The Democrat-controlled House is expected to vote this week on two gun control bills, one of which would subject gun sales by licensed dealers to federal review while the other would impose a universal background check on gun owners.
Last week, the House Judiciary Committee passed both measures on a 23-15 vote along party lines.
In a public statement, the National Rifle Association said the measures would not cut off criminals’ access to firearms and instead would inconvenience law-abiding citizens.
Titled the Bipartisan Background Checks Act, one of the bills targets firearms purchased online or at gun shows, requiring these purchases to be subject to the federal background check system.
The legislation would amend current law that mandates only licensed firearms dealers must perform background checks before approving a gun sale. The amendment would require all gun transfers go through licensed firearm dealers to run background checks.
Gifts between family members and temporary transfers for use at a shooting range and hunting would be exempt from a background check.
The bill isn’t as bipartisan as its title suggests, with only four Republicans co-sponsoring the measure besides King: Brian Fitzpatrick of Pennsylvania, Brian Mast of Florida, Fred Upton of Michigan, and Chris Smith of New Jersey.

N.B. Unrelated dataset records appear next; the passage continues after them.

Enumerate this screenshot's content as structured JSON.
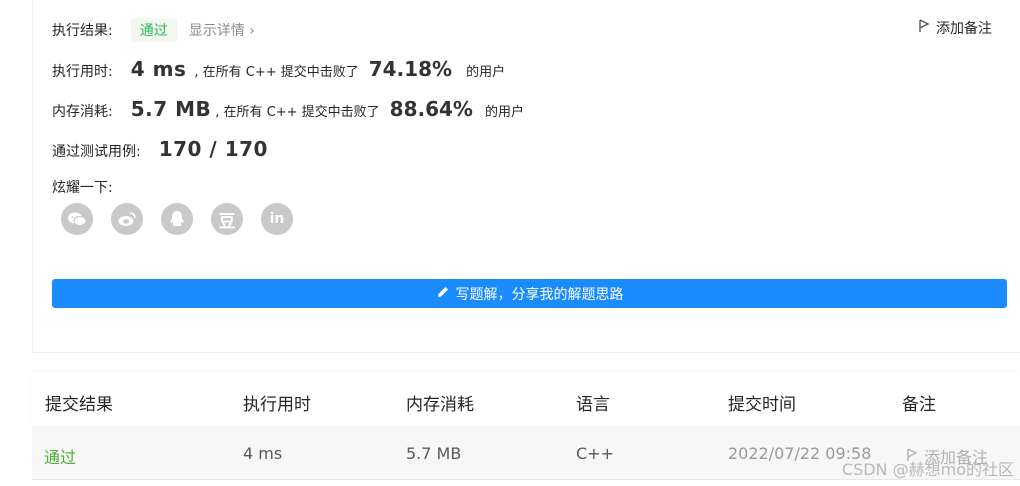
{
  "result": {
    "label": "执行结果:",
    "status": "通过",
    "detail_link": "显示详情 ›",
    "add_note": "添加备注"
  },
  "runtime": {
    "label": "执行用时:",
    "value": "4 ms",
    "text_before": ", 在所有 C++ 提交中击败了",
    "percent": "74.18%",
    "text_after": "的用户"
  },
  "memory": {
    "label": "内存消耗:",
    "value": "5.7 MB",
    "text_before": ", 在所有 C++ 提交中击败了",
    "percent": "88.64%",
    "text_after": "的用户"
  },
  "tests": {
    "label": "通过测试用例:",
    "value": "170 / 170"
  },
  "share": {
    "label": "炫耀一下:",
    "icons": [
      "wechat-icon",
      "weibo-icon",
      "qq-icon",
      "douban-icon",
      "linkedin-icon"
    ],
    "douban_char": "豆",
    "linkedin_text": "in"
  },
  "write_button": "写题解，分享我的解题思路",
  "table": {
    "headers": [
      "提交结果",
      "执行用时",
      "内存消耗",
      "语言",
      "提交时间",
      "备注"
    ],
    "row": {
      "status": "通过",
      "runtime": "4 ms",
      "memory": "5.7 MB",
      "language": "C++",
      "time": "2022/07/22 09:58",
      "note": "添加备注"
    }
  },
  "watermark": "CSDN @赫想mo的社区",
  "colors": {
    "accent": "#1a8cff",
    "success": "#2db55d",
    "success_light": "#f3f8ee"
  }
}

The other bill, sponsored by House Majority Whip James Clyburn, D-S.C., would extend the review period for a gun sale for up to 20 days. It is co-sponsored by King and Rep. Joe Cunningham, D-S.C.
Under the proposed Enhanced Background Checks Act, gun owners no longer would be able to bypass a background check if it isn’t completed within three days.

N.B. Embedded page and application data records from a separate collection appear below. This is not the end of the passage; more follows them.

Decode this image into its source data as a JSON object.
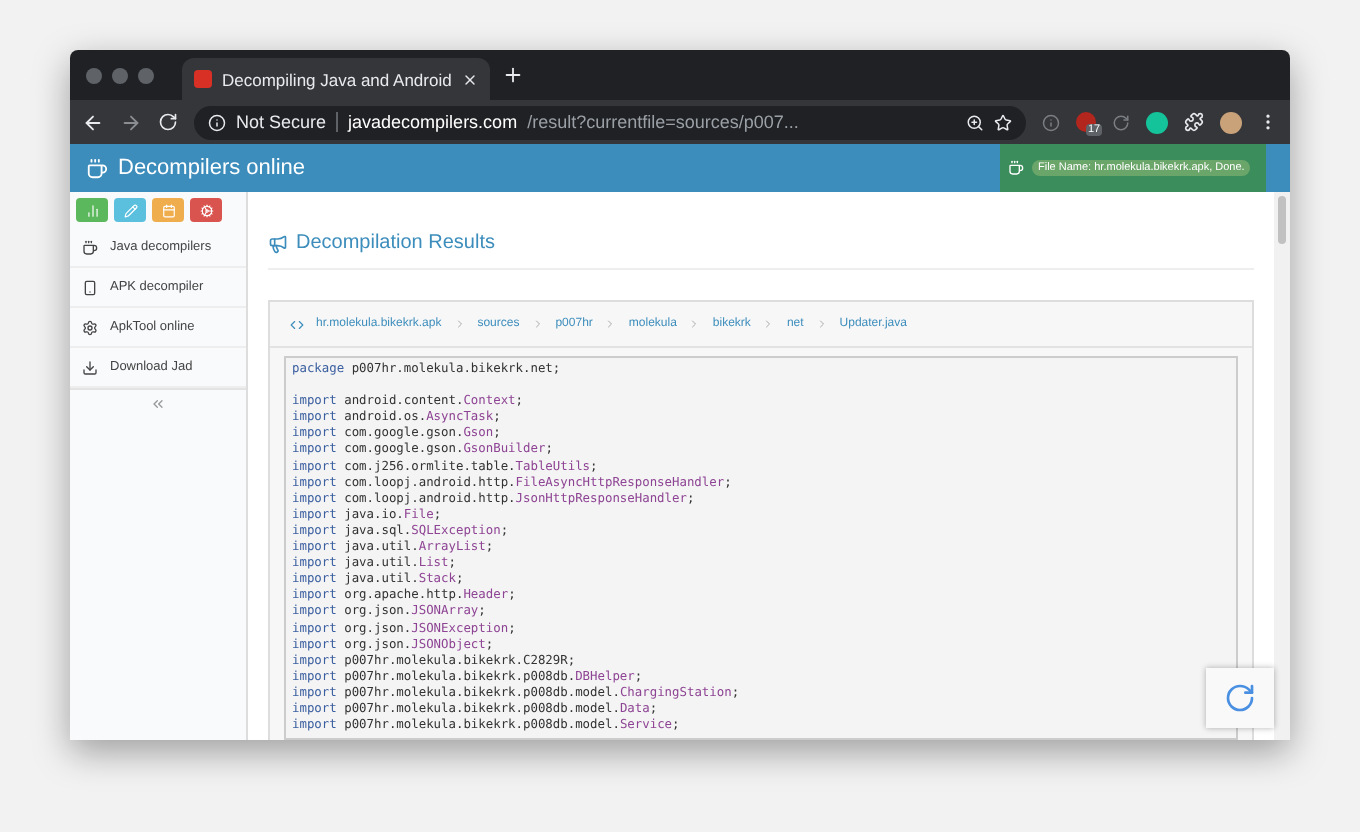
{
  "browser": {
    "tab": {
      "title": "Decompiling Java and Android"
    },
    "address": {
      "security": "Not Secure",
      "domain": "javadecompilers.com",
      "path": "/result?currentfile=sources/p007..."
    },
    "extension_badge": "17"
  },
  "header": {
    "title": "Decompilers online",
    "status": "File Name: hr.molekula.bikekrk.apk, Done."
  },
  "sidebar": {
    "tool_buttons": [
      {
        "kind": "signal",
        "color": "#5cb85c"
      },
      {
        "kind": "pencil",
        "color": "#5bc0de"
      },
      {
        "kind": "calendar",
        "color": "#f0ad4e"
      },
      {
        "kind": "gears",
        "color": "#d9534f"
      }
    ],
    "items": [
      {
        "kind": "cup",
        "label": "Java decompilers"
      },
      {
        "kind": "phone",
        "label": "APK decompiler"
      },
      {
        "kind": "gear",
        "label": "ApkTool online"
      },
      {
        "kind": "download",
        "label": "Download Jad"
      }
    ]
  },
  "heading": "Decompilation Results",
  "breadcrumb": [
    "hr.molekula.bikekrk.apk",
    "sources",
    "p007hr",
    "molekula",
    "bikekrk",
    "net",
    "Updater.java"
  ],
  "code_blocks": [
    [
      {
        "kw": "package",
        "path": "p007hr.molekula.bikekrk.net;"
      }
    ],
    [
      {
        "kw": "import",
        "path": "android.content.",
        "cls": "Context",
        "end": ";"
      },
      {
        "kw": "import",
        "path": "android.os.",
        "cls": "AsyncTask",
        "end": ";"
      },
      {
        "kw": "import",
        "path": "com.google.gson.",
        "cls": "Gson",
        "end": ";"
      },
      {
        "kw": "import",
        "path": "com.google.gson.",
        "cls": "GsonBuilder",
        "end": ";"
      },
      {
        "kw": "import",
        "path": "com.j256.ormlite.table.",
        "cls": "TableUtils",
        "end": ";"
      },
      {
        "kw": "import",
        "path": "com.loopj.android.http.",
        "cls": "FileAsyncHttpResponseHandler",
        "end": ";"
      },
      {
        "kw": "import",
        "path": "com.loopj.android.http.",
        "cls": "JsonHttpResponseHandler",
        "end": ";"
      },
      {
        "kw": "import",
        "path": "java.io.",
        "cls": "File",
        "end": ";"
      },
      {
        "kw": "import",
        "path": "java.sql.",
        "cls": "SQLException",
        "end": ";"
      },
      {
        "kw": "import",
        "path": "java.util.",
        "cls": "ArrayList",
        "end": ";"
      },
      {
        "kw": "import",
        "path": "java.util.",
        "cls": "List",
        "end": ";"
      },
      {
        "kw": "import",
        "path": "java.util.",
        "cls": "Stack",
        "end": ";"
      },
      {
        "kw": "import",
        "path": "org.apache.http.",
        "cls": "Header",
        "end": ";"
      },
      {
        "kw": "import",
        "path": "org.json.",
        "cls": "JSONArray",
        "end": ";"
      },
      {
        "kw": "import",
        "path": "org.json.",
        "cls": "JSONException",
        "end": ";"
      },
      {
        "kw": "import",
        "path": "org.json.",
        "cls": "JSONObject",
        "end": ";"
      },
      {
        "kw": "import",
        "path": "p007hr.molekula.bikekrk.C2829R;"
      },
      {
        "kw": "import",
        "path": "p007hr.molekula.bikekrk.p008db.",
        "cls": "DBHelper",
        "end": ";"
      },
      {
        "kw": "import",
        "path": "p007hr.molekula.bikekrk.p008db.model.",
        "cls": "ChargingStation",
        "end": ";"
      },
      {
        "kw": "import",
        "path": "p007hr.molekula.bikekrk.p008db.model.",
        "cls": "Data",
        "end": ";"
      },
      {
        "kw": "import",
        "path": "p007hr.molekula.bikekrk.p008db.model.",
        "cls": "Service",
        "end": ";"
      }
    ]
  ]
}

The review period would be extended to 10 days and the bill would allow the buyer to request a review if the check hasn’t been completed by then. If another 10 days goes by without notification from the background check system, the gun sale could advance.
House Democrats said the three-day safety valve allowed a gunman to fatally shoot nine persons at a Bible study inside Emanuel African Methodist Episcopal Church in Charleston, South Carolina, in June 2015.
Proponents of the bill cite that time period as the central justification to enhance communications between local law enforcement and the federal background check system. The gunman was able to buy a gun despite pending felony drug charges against him.
The National Rifle Association countered the notion that the three-day waiting period led to the Charleston shooting, noting that the shooter’s attempt to purchase the firearm on April 11, 2015, was delayed because of his arrest for drug possession.
However, the NRA also said the firearm “was transferred to him five days later, absent a direct proceed order from the National Instant Background Check System,” adding:
The attack did not occur until June 17. In the intervening time, the FBI had the opportunity to continue to investigate whether the perpetrator was prohibited from possessing firearms and could have referred the case to ATF [the Bureau of Alcohol, Tobacco, Firearms and Explosives] for a firearm retrieval had they determined he was indeed prohibited.
The NRA concludes that due to the FBI’s failure to continue an investigation on the gun transfer, lawmakers’ attempt to connect the Charleston shooting to the three-day waiting period is false.